Description of the activity
The risk of chemical and biological attacks on water systems is of growing concern. It is vital to have an integrated device allowing for fast and extensive monitoring of water network and supplies to reduce vulnerabilities and ultimately the overall risk for population.
The activity is aimed to develop a highly accurate, sensitive, reliable and portable device for in-line detection of water contaminants at trace levels (ppm- and ppb-levels) to guarantee real time monitoring of water safety and integration to any water
infrastructures.  Students will gain expertise in laser physics, spectroscopy, and fiber-format laser sources.

The device developed within this activity is a spectrometer composed of two fiber laser sources, a flow-cell (cuvette) for inline analysis of water, a high-sensitivity photodetector, and a data acquisition board. The laser beam will be passed through the flow-cell filled with water and then focused onto the photodetector for acquisition of a temporal trace (interferogram) through the acquisition board. The interferogram is continuously processed by the acquisition board to detect potential contaminants even at very low concentration.
The spectrometer will be based on the technique called Dual-Comb Coherent Anti-Stokes Raman Scattering (Dual-Comb CARS), using two optical frequency comb (OFC) laser sources to simultaneously probe broad spectral bandwidth at high resolution with a single photodetector in the so-called fingerprint region of molecules, where all the fundamental spectral features and identity of molecules resides.

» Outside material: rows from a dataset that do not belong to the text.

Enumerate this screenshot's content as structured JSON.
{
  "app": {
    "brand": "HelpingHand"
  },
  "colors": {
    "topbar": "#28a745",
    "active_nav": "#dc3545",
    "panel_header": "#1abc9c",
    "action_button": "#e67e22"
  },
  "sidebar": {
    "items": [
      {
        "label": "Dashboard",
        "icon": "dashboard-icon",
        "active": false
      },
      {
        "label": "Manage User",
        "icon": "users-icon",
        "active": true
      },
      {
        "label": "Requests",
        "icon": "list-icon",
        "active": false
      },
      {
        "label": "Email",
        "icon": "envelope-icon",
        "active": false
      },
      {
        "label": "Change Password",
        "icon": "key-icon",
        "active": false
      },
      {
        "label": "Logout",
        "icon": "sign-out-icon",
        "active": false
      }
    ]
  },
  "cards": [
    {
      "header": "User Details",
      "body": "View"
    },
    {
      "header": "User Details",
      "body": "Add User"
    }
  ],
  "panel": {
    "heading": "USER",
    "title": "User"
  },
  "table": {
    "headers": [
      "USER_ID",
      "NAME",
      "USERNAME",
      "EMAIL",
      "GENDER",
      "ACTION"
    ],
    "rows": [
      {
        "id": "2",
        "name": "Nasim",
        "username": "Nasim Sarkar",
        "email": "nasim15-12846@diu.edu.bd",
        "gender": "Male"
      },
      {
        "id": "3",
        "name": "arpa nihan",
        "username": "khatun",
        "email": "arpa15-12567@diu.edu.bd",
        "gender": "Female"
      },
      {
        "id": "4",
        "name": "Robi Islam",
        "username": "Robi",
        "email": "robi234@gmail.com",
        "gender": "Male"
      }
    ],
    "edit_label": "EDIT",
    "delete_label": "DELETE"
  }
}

The activity will be focussed on the detection of cyanide (CN-). More specifically, experiments will be carried out on benzonitrile (C7H5CN), an aromatic organic compound belonging to the class of organic nitriles which do not readily release cyanide ions upon contact with water, and so has low toxicities. The chemical structure of a benzonitrile molecule is shown in Fig. 2, where the cyanide ion can be seen linked to the rest of the molecule while retaining the speificity of its C-N chemical bonding. The prominent peak at 2100 cm-1 in the Raman spectrum of benzonitrile (Fig. 3) is due to the cyanide ion; this peak will be targeted in the dual-comb CARS experiment to reveal the presence of CN traces in water.